Website and app data records:
########################################

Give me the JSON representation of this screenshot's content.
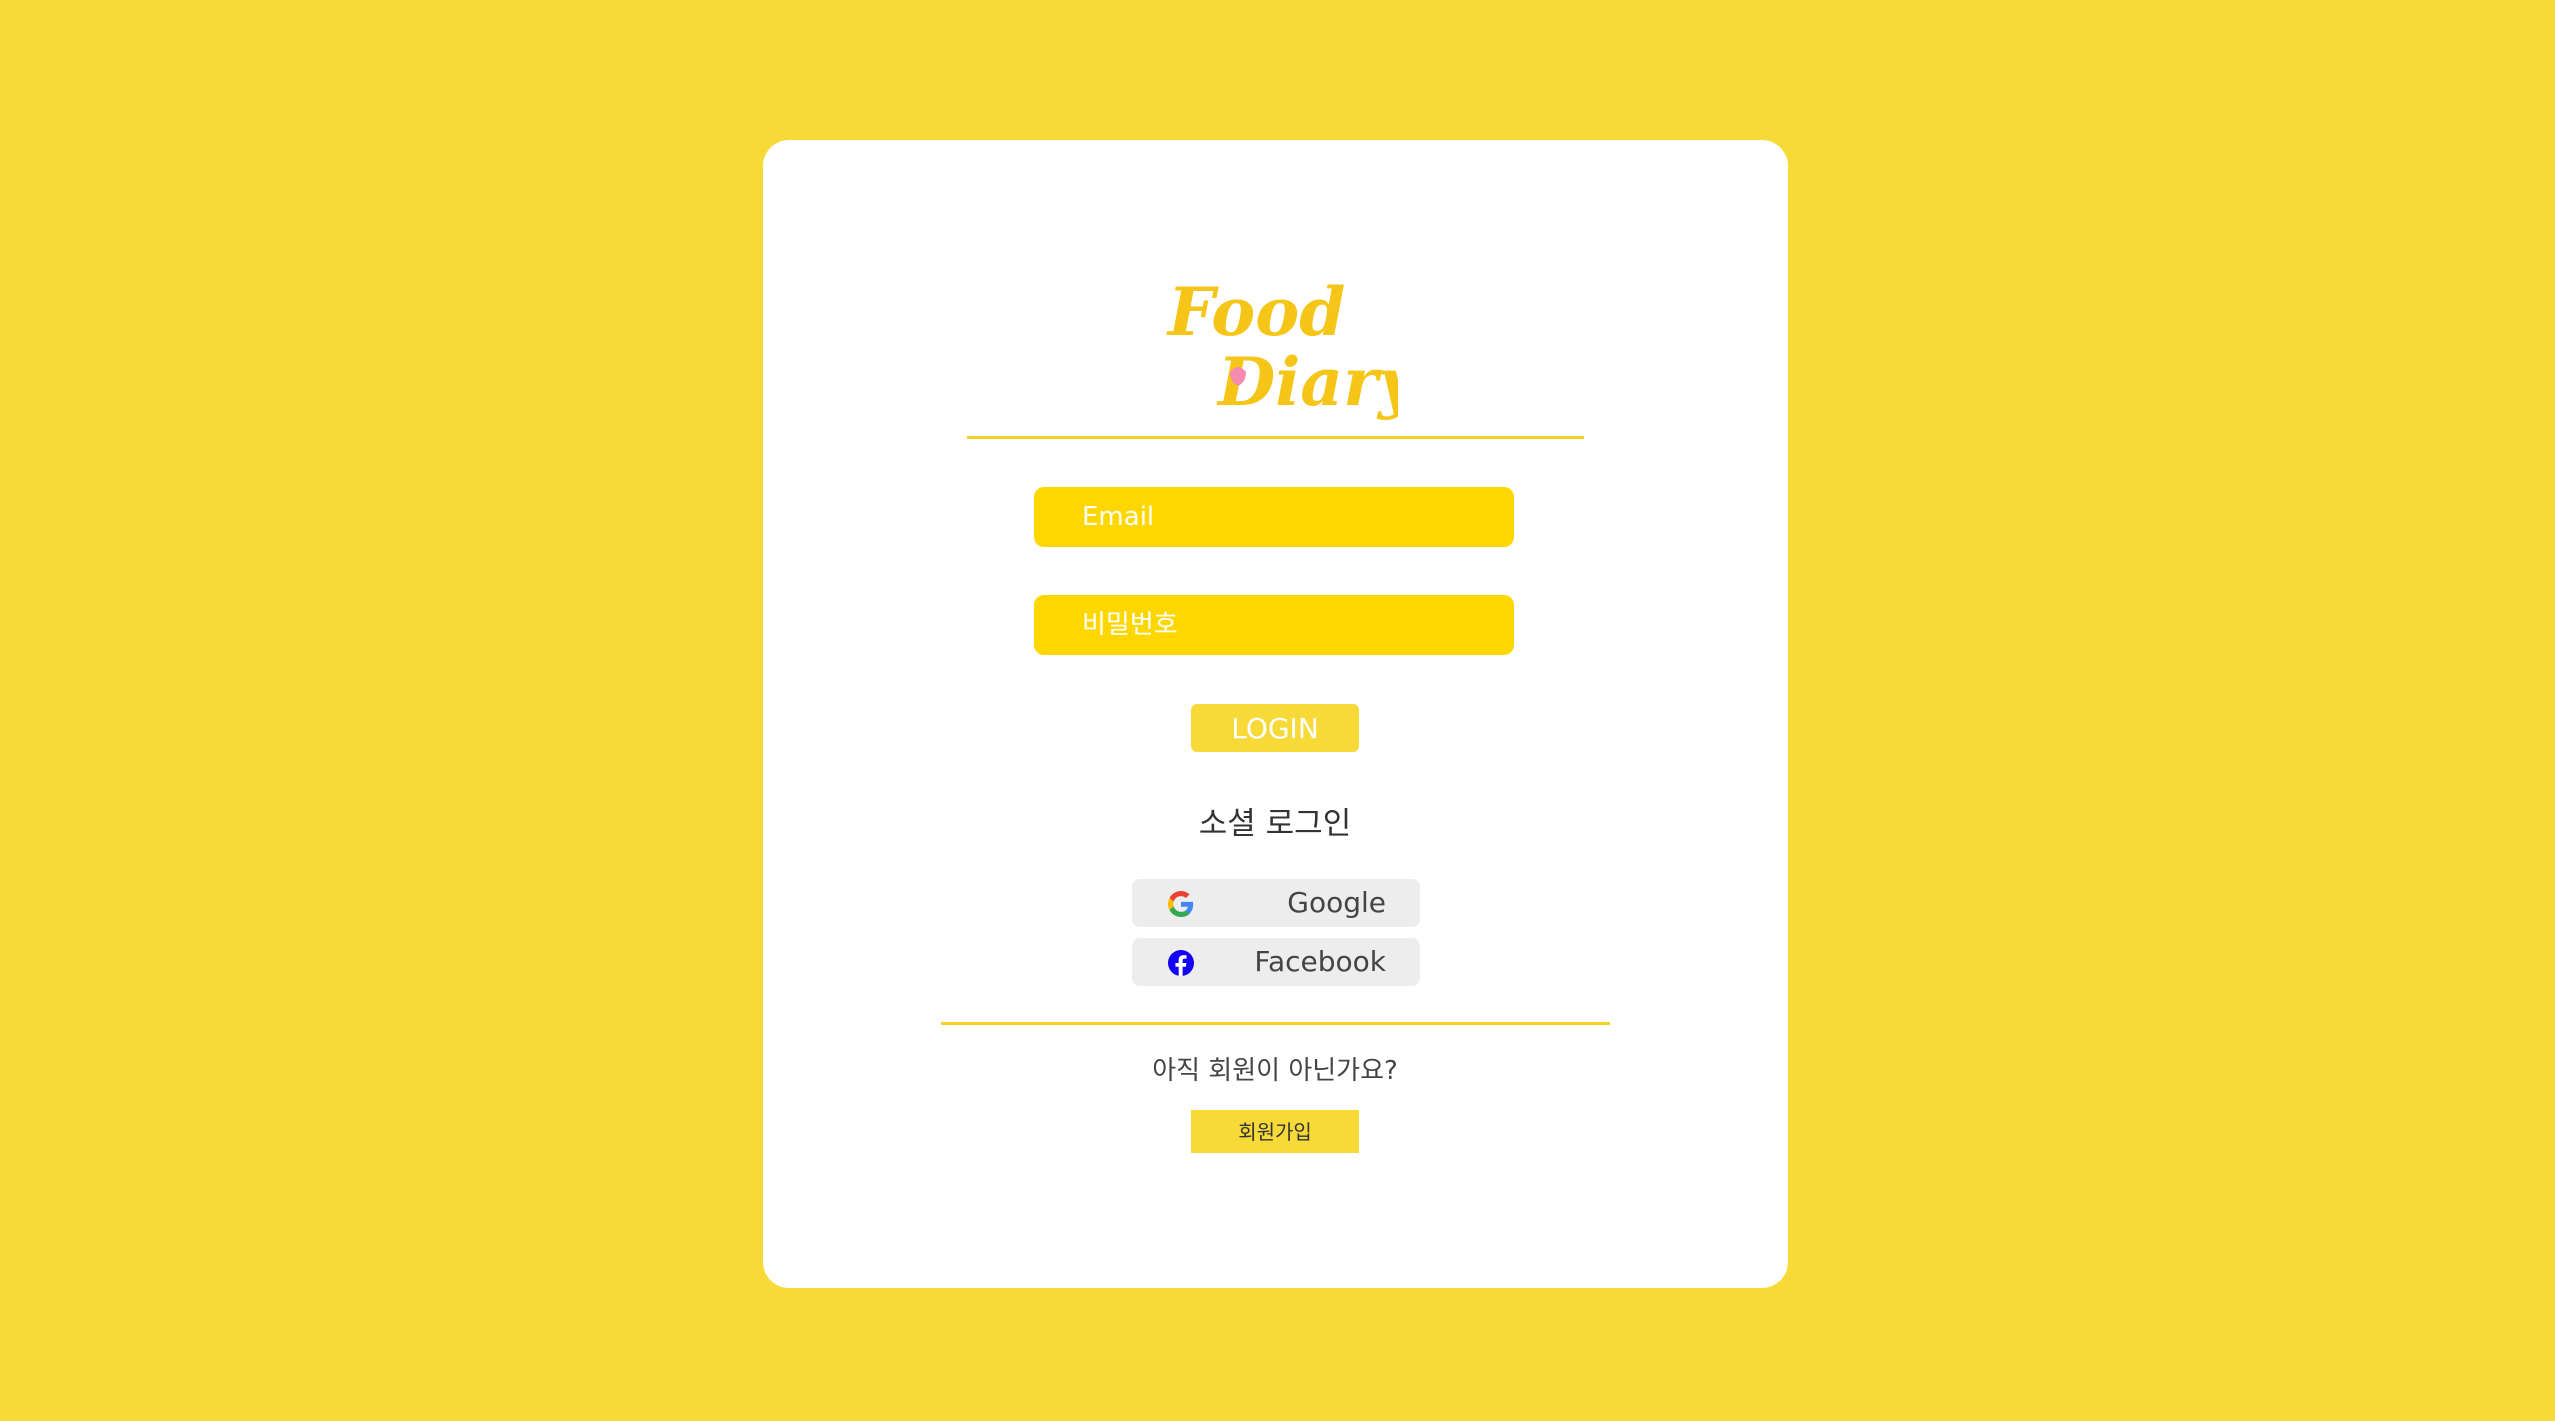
{
  "colors": {
    "background": "#F7DA38",
    "card": "#FFFFFF",
    "input_fill": "#FFD700",
    "accent": "#F5D126",
    "social_button": "#EDEDED",
    "logo_yellow": "#F5C518",
    "logo_pink": "#F58BB0"
  },
  "logo": {
    "line1": "Food",
    "line2": "Diary"
  },
  "form": {
    "email_placeholder": "Email",
    "password_placeholder": "비밀번호",
    "login_label": "LOGIN"
  },
  "social": {
    "heading": "소셜 로그인",
    "google_label": "Google",
    "google_icon": "google-g-icon",
    "facebook_label": "Facebook",
    "facebook_icon": "facebook-f-icon"
  },
  "signup": {
    "question": "아직 회원이 아닌가요?",
    "button_label": "회원가입"
  }
}
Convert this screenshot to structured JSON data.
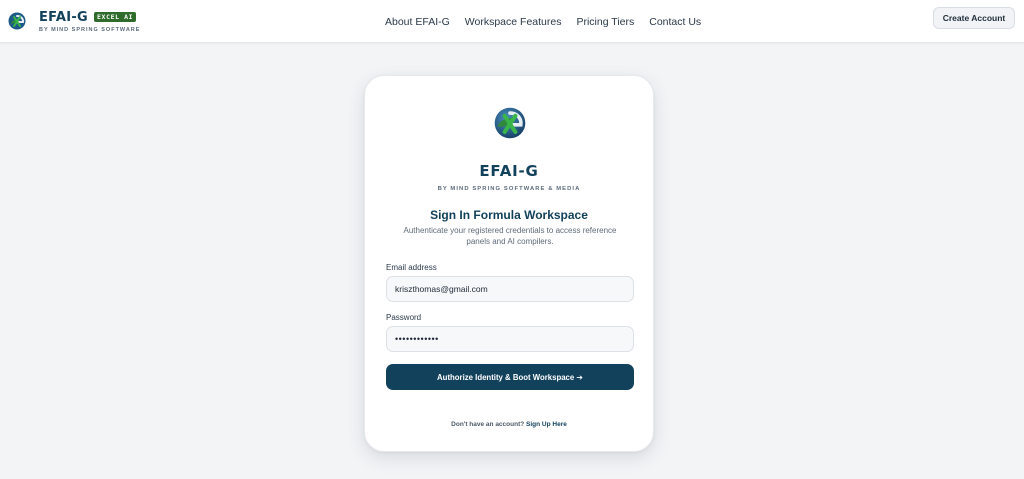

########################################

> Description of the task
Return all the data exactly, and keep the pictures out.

> Written response
Give me the JSON representation of this screenshot's content.
{
  "colors": {
    "background": "#F7DA38",
    "card": "#FFFFFF",
    "input_fill": "#FFD700",
    "accent": "#F5D126",
    "social_button": "#EDEDED",
    "logo_yellow": "#F5C518",
    "logo_pink": "#F58BB0"
  },
  "logo": {
    "line1": "Food",
    "line2": "Diary"
  },
  "form": {
    "email_placeholder": "Email",
    "password_placeholder": "비밀번호",
    "login_label": "LOGIN"
  },
  "social": {
    "heading": "소셜 로그인",
    "google_label": "Google",
    "google_icon": "google-g-icon",
    "facebook_label": "Facebook",
    "facebook_icon": "facebook-f-icon"
  },
  "signup": {
    "question": "아직 회원이 아닌가요?",
    "button_label": "회원가입"
  }
}
Convert this screenshot to structured JSON data.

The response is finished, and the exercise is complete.